The issue of climate change is not so much about whether the climate is changing but - how do we mere mortals differentiate the science from the politics. It is the “cause celebre” embraced by the political left as a convenient reason to also dismantle capitalism and replace it with socialism or worse.
Our Governments’ traditionally reach for the easily accessible taxation tool to solve a problem - any problem. To impose a carbon tax to counter climate change can be described as requiring the paying of real money to ensure the partial removal of a natural and invisible substance, essential for life, to someone (Government) which is no one – who is pretending to do something, while achieving nothing.
So, what are the conditions needed for overcoming climate change that apparently we all seek? A good start would be scientific integrity, and an understanding that there is not always a simple solution (tax) to every problem.
Some years ago in a farmers paddock just north of Roxburgh, a large sign read – “At this historic site in 1836 …….. nothing happened”. In the year 2000, the Y2K bug was predicted to create havoc. That was when planes were widely forecast to fall out of the sky as the year 1999 came to an end and on- board computers simply didn’t know what to do. Predictions by experts of calamitous events were commonplace. Meanwhile the electronic industry positioned itself for a windfall. Billions of dollars were spent on upgrades as systems were deemed to fail causing a loss of data no company or industry could afford. So, what happened nearly twenty years ago? Well actually nothing. Life carried on as normal. The point is that we have come to rely on expert advice on matters of unfathomable science with the rational assumption that the integrity of scientists, whether on weather prediction or some other entirely complex subject - is unimpeachable.

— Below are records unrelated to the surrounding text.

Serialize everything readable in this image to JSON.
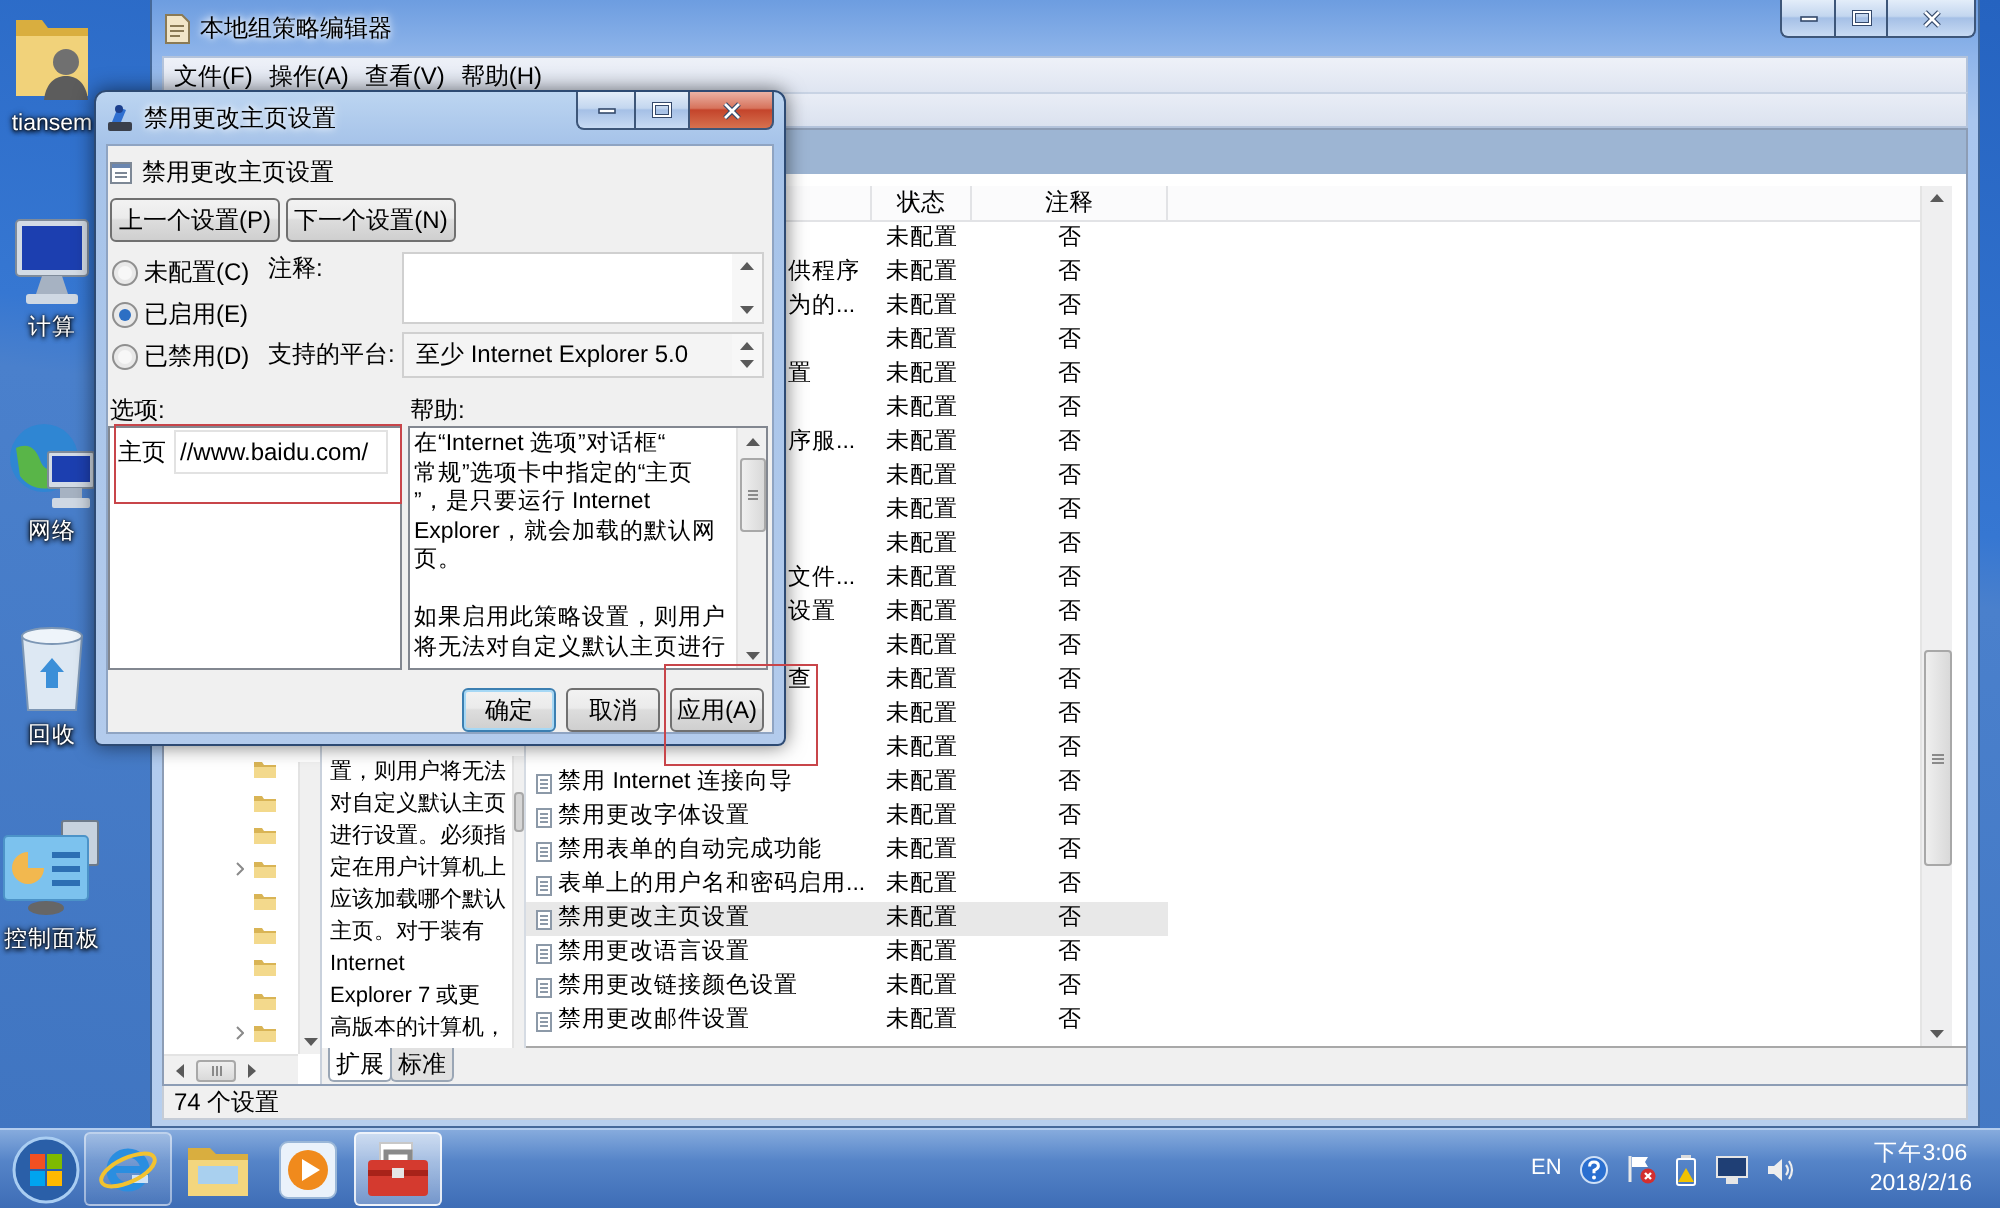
{
  "desktop": {
    "icons": [
      {
        "kind": "user-folder",
        "label": "tiansem"
      },
      {
        "kind": "computer",
        "label": "计算"
      },
      {
        "kind": "network",
        "label": "网络"
      },
      {
        "kind": "recycle-bin",
        "label": "回收"
      },
      {
        "kind": "control-panel",
        "label": "控制面板"
      }
    ]
  },
  "main_window": {
    "title": "本地组策略编辑器",
    "active": false,
    "menu": [
      "文件(F)",
      "操作(A)",
      "查看(V)",
      "帮助(H)"
    ],
    "tree": {
      "items": [
        {
          "has_children": false
        },
        {
          "has_children": false
        },
        {
          "has_children": false
        },
        {
          "has_children": true
        },
        {
          "has_children": false
        },
        {
          "has_children": false
        },
        {
          "has_children": false
        },
        {
          "has_children": false
        },
        {
          "has_children": true
        }
      ]
    },
    "description": {
      "lines": [
        "置，则用户将无法",
        "对自定义默认主页",
        "进行设置。必须指",
        "定在用户计算机上",
        "应该加载哪个默认",
        "主页。对于装有",
        "Internet",
        "Explorer 7 或更",
        "高版本的计算机，"
      ]
    },
    "table": {
      "columns": [
        "状态",
        "注释"
      ],
      "rows": [
        {
          "kind": "clipped",
          "selected": false,
          "status": "未配置",
          "note": "否"
        },
        {
          "kind": "clipped",
          "name": "供程序",
          "selected": false,
          "status": "未配置",
          "note": "否"
        },
        {
          "kind": "clipped",
          "name": "为的...",
          "selected": false,
          "status": "未配置",
          "note": "否"
        },
        {
          "kind": "clipped",
          "selected": false,
          "status": "未配置",
          "note": "否"
        },
        {
          "kind": "clipped",
          "name": "置",
          "selected": false,
          "status": "未配置",
          "note": "否"
        },
        {
          "kind": "clipped",
          "selected": false,
          "status": "未配置",
          "note": "否"
        },
        {
          "kind": "clipped",
          "name": "序服...",
          "selected": false,
          "status": "未配置",
          "note": "否"
        },
        {
          "kind": "clipped",
          "selected": false,
          "status": "未配置",
          "note": "否"
        },
        {
          "kind": "clipped",
          "selected": false,
          "status": "未配置",
          "note": "否"
        },
        {
          "kind": "clipped",
          "selected": false,
          "status": "未配置",
          "note": "否"
        },
        {
          "kind": "clipped",
          "name": "文件...",
          "selected": false,
          "status": "未配置",
          "note": "否"
        },
        {
          "kind": "clipped",
          "name": "设置",
          "selected": false,
          "status": "未配置",
          "note": "否"
        },
        {
          "kind": "clipped",
          "selected": false,
          "status": "未配置",
          "note": "否"
        },
        {
          "kind": "clipped",
          "name": "查",
          "selected": false,
          "status": "未配置",
          "note": "否"
        },
        {
          "kind": "clipped",
          "selected": false,
          "status": "未配置",
          "note": "否"
        },
        {
          "kind": "clipped",
          "selected": false,
          "status": "未配置",
          "note": "否"
        },
        {
          "kind": "setting",
          "name": "禁用 Internet 连接向导",
          "selected": false,
          "status": "未配置",
          "note": "否"
        },
        {
          "kind": "setting",
          "name": "禁用更改字体设置",
          "selected": false,
          "status": "未配置",
          "note": "否"
        },
        {
          "kind": "setting",
          "name": "禁用表单的自动完成功能",
          "selected": false,
          "status": "未配置",
          "note": "否"
        },
        {
          "kind": "setting",
          "name": "表单上的用户名和密码启用...",
          "selected": false,
          "status": "未配置",
          "note": "否"
        },
        {
          "kind": "setting",
          "name": "禁用更改主页设置",
          "selected": true,
          "status": "未配置",
          "note": "否"
        },
        {
          "kind": "setting",
          "name": "禁用更改语言设置",
          "selected": false,
          "status": "未配置",
          "note": "否"
        },
        {
          "kind": "setting",
          "name": "禁用更改链接颜色设置",
          "selected": false,
          "status": "未配置",
          "note": "否"
        },
        {
          "kind": "setting",
          "name": "禁用更改邮件设置",
          "selected": false,
          "status": "未配置",
          "note": "否"
        }
      ]
    },
    "tabs": [
      {
        "label": "扩展",
        "selected": true
      },
      {
        "label": "标准",
        "selected": false
      }
    ],
    "status_bar": "74 个设置"
  },
  "dialog": {
    "title": "禁用更改主页设置",
    "active": true,
    "heading": "禁用更改主页设置",
    "nav_buttons": [
      "上一个设置(P)",
      "下一个设置(N)"
    ],
    "radios": [
      {
        "label": "未配置(C)",
        "selected": false
      },
      {
        "label": "已启用(E)",
        "selected": true
      },
      {
        "label": "已禁用(D)",
        "selected": false
      }
    ],
    "comment": {
      "label": "注释:"
    },
    "platform": {
      "label": "支持的平台:",
      "value": "至少 Internet Explorer 5.0"
    },
    "options": {
      "label": "选项:",
      "items": [
        {
          "label": "主页",
          "value": "//www.baidu.com/",
          "highlighted": true
        }
      ]
    },
    "help": {
      "label": "帮助:",
      "paragraphs": [
        {
          "lines": [
            "在“Internet 选项”对话框“",
            "常规”选项卡中指定的“主页",
            "”，是只要运行 Internet",
            "Explorer，就会加载的默认网",
            "页。"
          ]
        },
        {
          "lines": [
            "如果启用此策略设置，则用户",
            "将无法对自定义默认主页进行"
          ]
        }
      ]
    },
    "buttons": [
      {
        "label": "确定",
        "default": true,
        "highlighted": false
      },
      {
        "label": "取消",
        "default": false,
        "highlighted": false
      },
      {
        "label": "应用(A)",
        "default": false,
        "highlighted": true
      }
    ]
  },
  "taskbar": {
    "apps": [
      {
        "kind": "browser",
        "running": true,
        "active": false
      },
      {
        "kind": "folder",
        "running": false,
        "active": false
      },
      {
        "kind": "media",
        "running": false,
        "active": false
      },
      {
        "kind": "toolbox",
        "running": true,
        "active": true
      }
    ],
    "tray": {
      "language": "EN",
      "time": "下午3:06",
      "date": "2018/2/16"
    }
  }
}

It is therefore entirely reasonable to seek some understanding of the apparent conflicting views within the scientific community around climate science. Direct challenges to the conventional wisdom of the day are rare but costly as astronomer/ physicist Galileo Galilei (1564-1642) found out. These days, abuse is levelled towards anyone espousing “climate heresy”. Instead of having contrary opinion debated in open forums and scientific journals, it would seem journals simply don’t publish opposing views. New Zealand and British physicist Professor Michael Kelly FRS, FREng believes serious debate is being suppressed especially as to the true cost of some of the recommendations by the Royal Society.

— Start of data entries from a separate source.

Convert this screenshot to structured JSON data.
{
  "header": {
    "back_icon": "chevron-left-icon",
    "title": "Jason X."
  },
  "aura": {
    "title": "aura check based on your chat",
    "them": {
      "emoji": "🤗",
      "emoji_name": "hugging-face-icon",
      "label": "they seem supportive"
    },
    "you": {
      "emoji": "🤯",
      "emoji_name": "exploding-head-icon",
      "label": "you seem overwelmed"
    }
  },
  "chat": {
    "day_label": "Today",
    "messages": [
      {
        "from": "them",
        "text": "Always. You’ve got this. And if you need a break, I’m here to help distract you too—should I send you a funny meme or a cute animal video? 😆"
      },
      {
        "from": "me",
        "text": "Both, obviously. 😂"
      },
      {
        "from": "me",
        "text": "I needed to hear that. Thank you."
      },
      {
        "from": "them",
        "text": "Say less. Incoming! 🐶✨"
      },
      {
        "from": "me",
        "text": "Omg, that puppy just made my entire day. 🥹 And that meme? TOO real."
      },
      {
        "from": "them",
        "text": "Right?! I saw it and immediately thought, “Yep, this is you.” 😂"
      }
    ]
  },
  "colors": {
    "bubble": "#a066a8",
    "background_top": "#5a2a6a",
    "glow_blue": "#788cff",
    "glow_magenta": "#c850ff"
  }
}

Nobel Laureate and prize winner in physics, Ivor Giaever received his award for his work on super-conductors. Presuming he knows something of physics in general, he commented on climate change – to howls of outrage from the perpetually aggrieved. Conversely, a man of absolutely no scientific credential - politician Al Gore - became the darling of the intellectual left with his pronouncements on climate change. It has been unkindly suggested that he (Gore) entered this climate debate solely to remind us all - that not everyone in this world of ours has a purpose. Dr Giaever has spoken of various types of science starting with real science to the pathological to fraudulent science to junk science to pseudo-science. All of which tends to cloud the “incontrovertible truth” of climate change as it is defined and espoused by the climate change lobby. Dr Giaever notes that even the mass of a proton is not incontrovertible, but climate change is (somehow) incontrovertible.
Bjorn Lomborg- an environmental economist points out that the world spends 101 billion in subsidies for so called green energy, but it is being spent on existing technology. Germany has spent 800 billion euros on wind and solar which has hardly made a dent in that nations carbon dioxide emissions.
Prof Lomborg’s solution is spending only in new, innovative research. A transition is needed, similar to the dramatic change from the former use of whale oil to fossil fuels. Our Governments solution would have been to tax whale oil.
Another question of some importance is - what is the optimum temperature that is best for all countries and how and who decides such a question. If NZ is serious about climate change why not confront the use of nuclear power instead of meeting demand thru damming more rivers or exporting/importing coal. Solar and wind generation just don’t work for us in the south - especially during long winter nights.
So, a legitimate question for those of us who struggle to know who and what to believe these days is - why was Robin Hood able to run around Sherwood forest (according to legend in the early middle ages) wearing a tee shirt and tights. Why was the world so warm during that period? And why was there no sea ice in the early 1900s which enabled access thru the fabled north west passage in the Arctic circle. Nor was there sea ice when Scott sailed to the Antarctic in his epic journey to the South pole.
Science will find an answer and soon but only those who practice real science vs the populist variety can apply the scientific integrity needed to engender public confidence and support to solve this issue.
Gerry Eckhoff is a former MP and councillor on the Otago Regional Council.